natural deduction metalanguage, practical foundations
type theory (dependent, intensional, observational type theory, homotopy type theory)
computational trinitarianism = propositions as types +programs as proofs +relation type theory/category theory
logic | category theory | type theory |
---|---|---|
true | terminal object/(-2)-truncated object | h-level 0-type/unit type |
proposition(-1)-truncated objecth-proposition, mere proposition
proofgeneralized elementprogram
cut rulecomposition of classifying morphisms / pullback of display mapssubstitution
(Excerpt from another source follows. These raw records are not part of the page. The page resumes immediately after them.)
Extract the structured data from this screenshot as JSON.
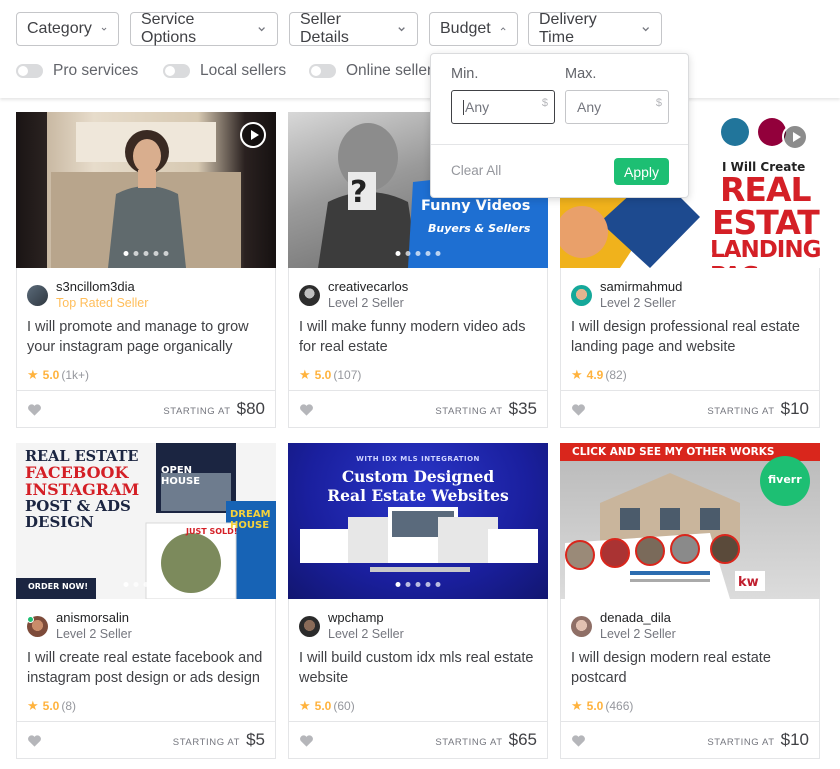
{
  "filters": {
    "category": "Category",
    "service_options": "Service Options",
    "seller_details": "Seller Details",
    "budget": "Budget",
    "delivery_time": "Delivery Time"
  },
  "toggles": {
    "pro_services": "Pro services",
    "local_sellers": "Local sellers",
    "online_sellers": "Online sellers"
  },
  "budget_popup": {
    "min_label": "Min.",
    "max_label": "Max.",
    "min_placeholder": "Any",
    "max_placeholder": "Any",
    "currency": "$",
    "clear_all": "Clear All",
    "apply": "Apply"
  },
  "starting_at": "STARTING AT",
  "gigs": [
    {
      "seller": "s3ncillom3dia",
      "level": "Top Rated Seller",
      "title": "I will promote and manage to grow your instagram page organically",
      "rating": "5.0",
      "count": "(1k+)",
      "price": "$80"
    },
    {
      "seller": "creativecarlos",
      "level": "Level 2 Seller",
      "title": "I will make funny modern video ads for real estate",
      "rating": "5.0",
      "count": "(107)",
      "price": "$35",
      "thumb_text": [
        "Funny Videos",
        "Buyers & Sellers"
      ]
    },
    {
      "seller": "samirmahmud",
      "level": "Level 2 Seller",
      "title": "I will design professional real estate landing page and website",
      "rating": "4.9",
      "count": "(82)",
      "price": "$10",
      "thumb_text": [
        "I Will Create",
        "REAL",
        "ESTAT",
        "LANDING PAG"
      ]
    },
    {
      "seller": "anismorsalin",
      "level": "Level 2 Seller",
      "title": "I will create real estate facebook and instagram post design or ads design",
      "rating": "5.0",
      "count": "(8)",
      "price": "$5",
      "thumb_text": [
        "REAL ESTATE",
        "FACEBOOK",
        "INSTAGRAM",
        "POST & ADS",
        "DESIGN",
        "OPEN HOUSE",
        "DREAM HOUSE",
        "JUST SOLD!",
        "ORDER NOW!"
      ]
    },
    {
      "seller": "wpchamp",
      "level": "Level 2 Seller",
      "title": "I will build custom idx mls real estate website",
      "rating": "5.0",
      "count": "(60)",
      "price": "$65",
      "thumb_text": [
        "WITH IDX MLS INTEGRATION",
        "Custom Designed",
        "Real Estate Websites"
      ]
    },
    {
      "seller": "denada_dila",
      "level": "Level 2 Seller",
      "title": "I will design modern real estate postcard",
      "rating": "5.0",
      "count": "(466)",
      "price": "$10",
      "thumb_text": [
        "CLICK AND SEE MY OTHER WORKS",
        "fiverr"
      ]
    }
  ]
}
cut elimination for implicationcounit for hom-tensor adjunctionbeta reduction
introduction rule for implicationunit for hom-tensor adjunctioneta conversion
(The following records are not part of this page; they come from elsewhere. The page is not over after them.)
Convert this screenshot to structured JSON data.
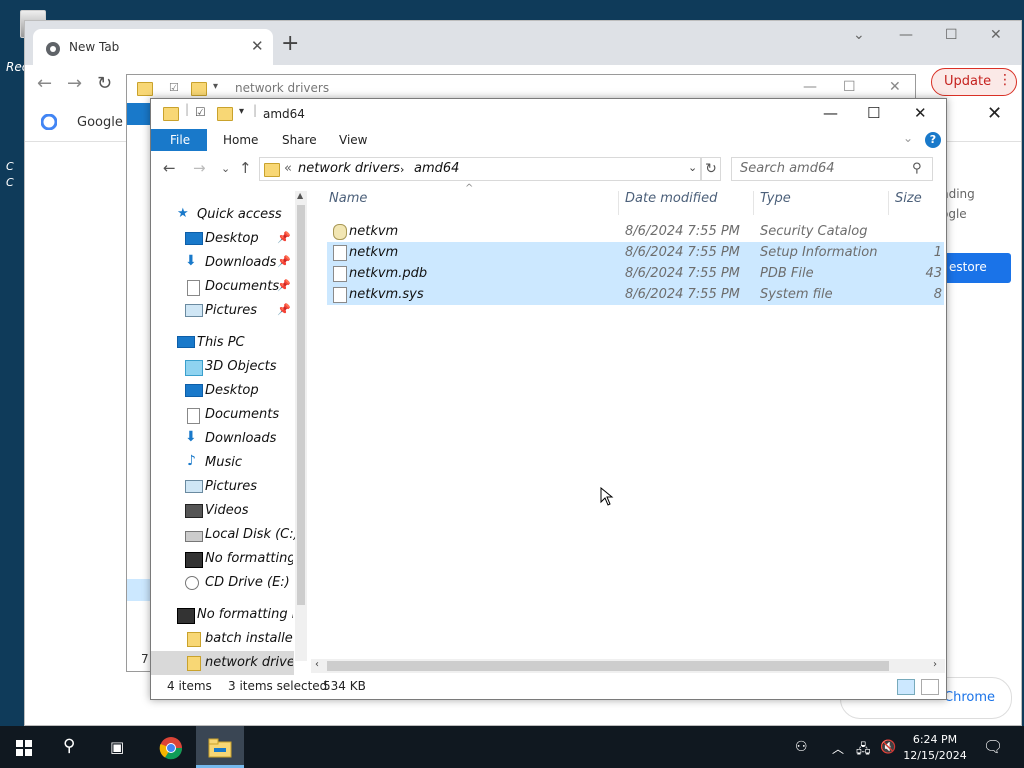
{
  "desktop": {
    "recycle_label": "Rec",
    "other_labels": [
      "C",
      "C"
    ]
  },
  "chrome": {
    "tab_title": "New Tab",
    "update_label": "Update",
    "bookmark_label": "Google C",
    "right_panel": [
      "nding",
      "ogle"
    ],
    "restore_label": "estore",
    "get_chrome_label": "Chrome"
  },
  "back_explorer": {
    "title": "network drivers",
    "status_count": "7"
  },
  "explorer": {
    "title": "amd64",
    "ribbon_tabs": [
      "File",
      "Home",
      "Share",
      "View"
    ],
    "address": {
      "prefix": "«",
      "parts": [
        "network drivers",
        "amd64"
      ]
    },
    "search_placeholder": "Search amd64",
    "nav": {
      "quick_access": "Quick access",
      "quick_items": [
        "Desktop",
        "Downloads",
        "Documents",
        "Pictures"
      ],
      "this_pc": "This PC",
      "pc_items": [
        "3D Objects",
        "Desktop",
        "Documents",
        "Downloads",
        "Music",
        "Pictures",
        "Videos",
        "Local Disk (C:)",
        "No formatting",
        "CD Drive (E:) v"
      ],
      "drive": "No formatting i",
      "drive_items": [
        "batch installer",
        "network driver"
      ]
    },
    "columns": [
      "Name",
      "Date modified",
      "Type",
      "Size"
    ],
    "files": [
      {
        "name": "netkvm",
        "date": "8/6/2024 7:55 PM",
        "type": "Security Catalog",
        "size": "",
        "selected": false
      },
      {
        "name": "netkvm",
        "date": "8/6/2024 7:55 PM",
        "type": "Setup Information",
        "size": "1",
        "selected": true
      },
      {
        "name": "netkvm.pdb",
        "date": "8/6/2024 7:55 PM",
        "type": "PDB File",
        "size": "43",
        "selected": true
      },
      {
        "name": "netkvm.sys",
        "date": "8/6/2024 7:55 PM",
        "type": "System file",
        "size": "8",
        "selected": true
      }
    ],
    "status": {
      "count": "4 items",
      "selected": "3 items selected",
      "size": "534 KB"
    }
  },
  "taskbar": {
    "time": "6:24 PM",
    "date": "12/15/2024"
  },
  "colors": {
    "accent": "#1979ca",
    "selection": "#cce8ff",
    "taskbar": "#101820"
  }
}
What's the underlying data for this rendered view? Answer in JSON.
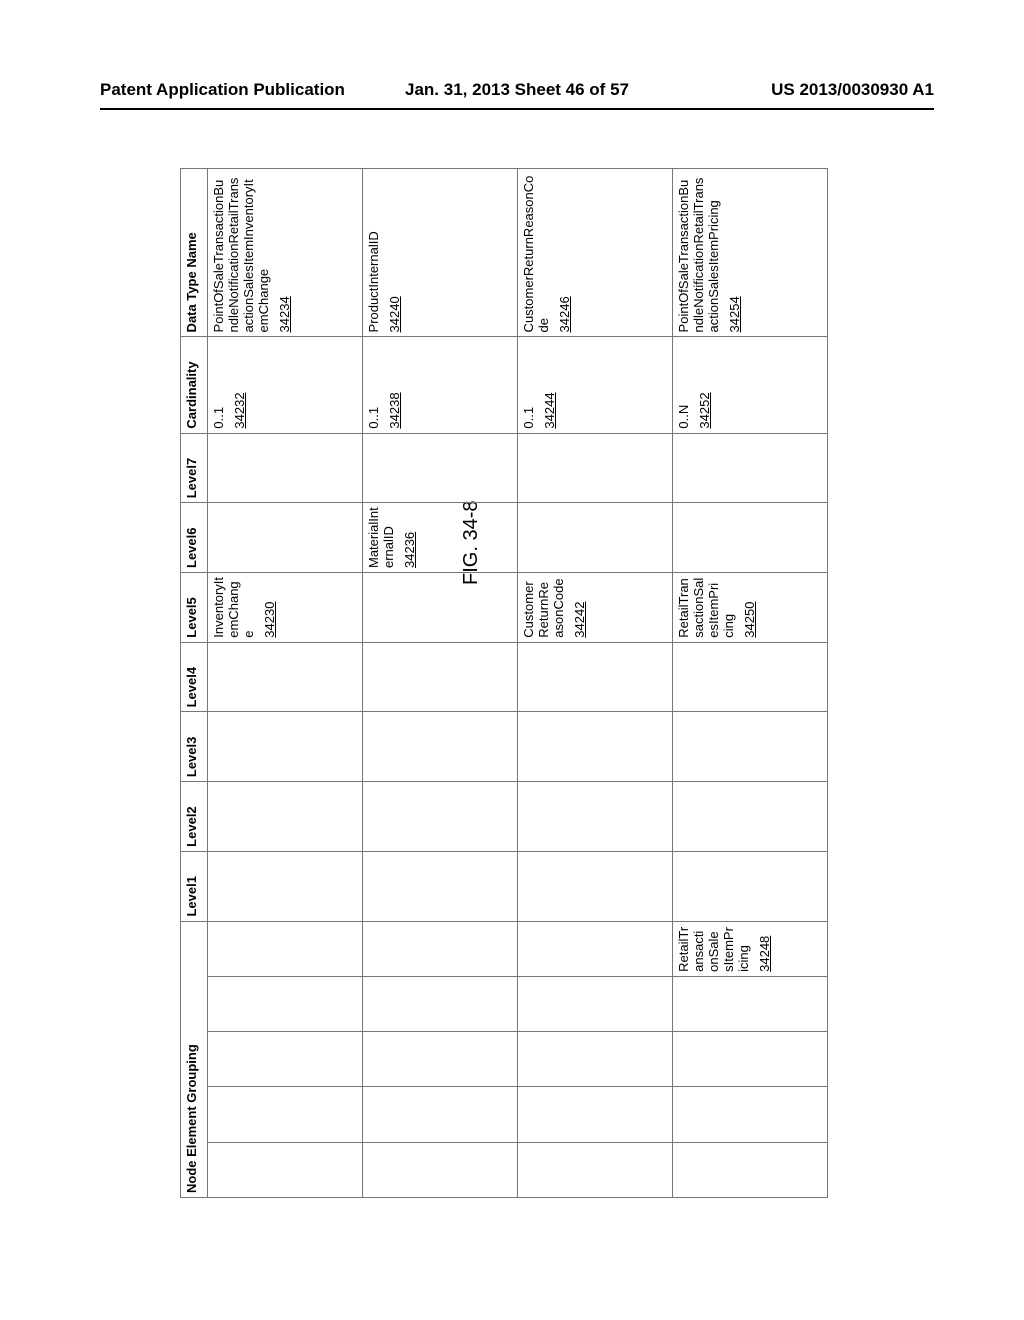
{
  "header": {
    "left": "Patent Application Publication",
    "center": "Jan. 31, 2013  Sheet 46 of 57",
    "right": "US 2013/0030930 A1"
  },
  "figure_label": "FIG. 34-8",
  "columns": {
    "neg_header": "Node Element Grouping",
    "lvl1": "Level1",
    "lvl2": "Level2",
    "lvl3": "Level3",
    "lvl4": "Level4",
    "lvl5": "Level5",
    "lvl6": "Level6",
    "lvl7": "Level7",
    "card": "Cardinality",
    "dtn": "Data Type Name"
  },
  "rows": [
    {
      "neg": [
        "",
        "",
        "",
        "",
        ""
      ],
      "lvl1": "",
      "lvl2": "",
      "lvl3": "",
      "lvl4": "",
      "lvl5": "InventoryItemChange",
      "lvl5_ref": "34230",
      "lvl6": "",
      "lvl6_ref": "",
      "lvl7": "",
      "card": "0..1",
      "card_ref": "34232",
      "dtn": "PointOfSaleTransactionBundleNotificationRetailTransactionSalesItemInventoryItemChange",
      "dtn_ref": "34234"
    },
    {
      "neg": [
        "",
        "",
        "",
        "",
        ""
      ],
      "lvl1": "",
      "lvl2": "",
      "lvl3": "",
      "lvl4": "",
      "lvl5": "",
      "lvl5_ref": "",
      "lvl6": "MaterialInternalID",
      "lvl6_ref": "34236",
      "lvl7": "",
      "card": "0..1",
      "card_ref": "34238",
      "dtn": "ProductInternalID",
      "dtn_ref": "34240"
    },
    {
      "neg": [
        "",
        "",
        "",
        "",
        ""
      ],
      "lvl1": "",
      "lvl2": "",
      "lvl3": "",
      "lvl4": "",
      "lvl5": "CustomerReturnReasonCode",
      "lvl5_ref": "34242",
      "lvl6": "",
      "lvl6_ref": "",
      "lvl7": "",
      "card": "0..1",
      "card_ref": "34244",
      "dtn": "CustomerReturnReasonCode",
      "dtn_ref": "34246"
    },
    {
      "neg": [
        "",
        "",
        "",
        "",
        "RetailTransactionSalesItemPricing"
      ],
      "neg_ref": "34248",
      "lvl1": "",
      "lvl2": "",
      "lvl3": "",
      "lvl4": "",
      "lvl5": "RetailTransactionSalesItemPricing",
      "lvl5_ref": "34250",
      "lvl6": "",
      "lvl6_ref": "",
      "lvl7": "",
      "card": "0..N",
      "card_ref": "34252",
      "dtn": "PointOfSaleTransactionBundleNotificationRetailTransactionSalesItemPricing",
      "dtn_ref": "34254"
    }
  ]
}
logical conjunctionproductproduct type
disjunctioncoproduct ((-1)-truncation of)sum type (bracket type of)
implicationinternal homfunction type
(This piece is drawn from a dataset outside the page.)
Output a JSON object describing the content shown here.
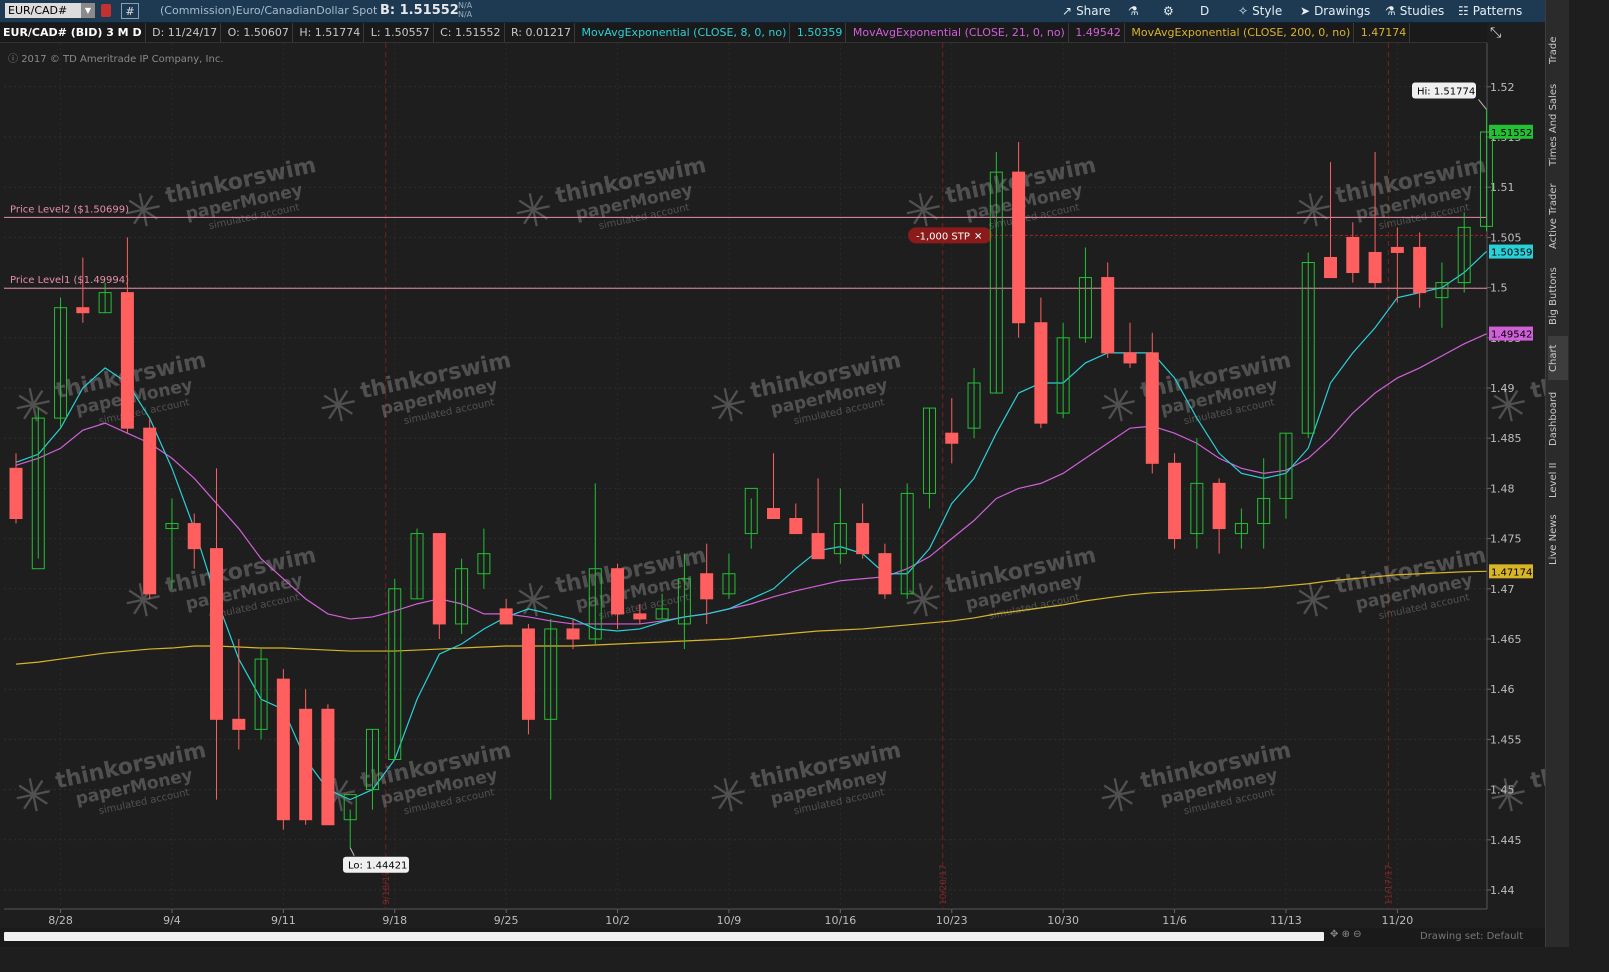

negationinternal hom into initial objectfunction type into empty type
universal quantificationdependent productdependent product type
existential quantificationdependent sum ((-1)-truncation of)dependent sum type (bracket type of)
equivalencepath space objectidentity type
equivalence classquotientquotient type
inductioncolimitinductive type, W-type, M-type
higher inductionhigher colimithigher inductive type
completely presented setdiscrete object/0-truncated objecth-level 2-type/preset/h-set
setinternal 0-groupoidBishop set/setoid
universeobject classifiertype of types
modalityclosure operator, (idemponent) monadmodal type theory, monad (in computer science)
linear logic(symmetric, closed) monoidal categorylinear type theory/quantum computation
proof netstring diagramquantum circuit
(absence of) contraction rule(absence of) diagonalno-cloning theorem
synthetic mathematicsdomain specific embedded programming language
</table>
indiscernible sequence?
Morley sequence?
Ramsey theorem?
Erdos-Rado theorem?
Ehrenfeucht-Fraïssé games (back-and-forth games)
Hrushovski construction?
generic predicate?
A first-order theory is a theory written in the language of first-order logic i.e it is a set of formulas or sequents (or generally, axioms over a signature) whose quantifiers and variables range over individuals of the underlying domain, but not over subsets of individuals nor over functions or relations of individuals etc. A first-order theory is called infinitary when the expressions contain infinite disjunctions or conjunctions, else it is called finitary.
Another name for a first-order theory is elementary theory which is found in the older literature but by now has gone extinct though it has left its traces in names like elementary topos, elementary embedding, ETCC etc.
The characterization of set-theoretic models of (finitary) first-order theories is the topic of traditional model theory.
Formulations of set theory are usually first-order theories, such as
In particular, the precise formulation of the former in first-order predicate logic by Skolem in 1922 provided the impetus for the hold that first-order predicate logic gained over mathematical logic in the following.
It is somewhat ironic that classical first-order logic owes its promotion to prominence to intuitionistic mathematicians like Weyl (1910,1918) and Skolem.
Let $\mathbb{T}$ be a finitary first-order theory. There exists a Grothendieck topos $\mathcal{E}$ and a $\mathbb{T}$-model $N_{\mathbb{T}}$ in $\mathcal{E}$ such that the first-order sequents satisfied in $N_{\mathbb{T}}$ are precisely those provable in $\mathbb{T}$.
This result due to P. Freyd is discussed in Johnstone (2002, p.900) or Freyd-Scedrov (1990, p.130).
If $\mathbb{T}$ is a theory over a countable signature, then $\mathcal{E}$ can be taken as the topos $Sh(2^{\mathbb{N}})$ of sheaves on the Cantor space $2^{\mathbb{N}}$. This completeness result shows that $Sh(2^{\mathbb{N}})$ plays in constructive first-order logic a role similar to the role of $Set$ in classical first-order logic.
Carsten Butz, Peter Johnstone, Classifying toposes for first-order theories , APAL 91 (1998) pp.33-58.
P. J. Freyd, A. Scedrov, Categories, Allegories , North-Holland Amsterdam 1990. (pp.129ff)
Peter Johnstone, Sketches of an Elephant II , Oxford UP 2002. (D1.3, D3.1, pp.899f)
Last revised on February 24, 2017 at 02:48:02. See the history of this page for a list of all contributions to it.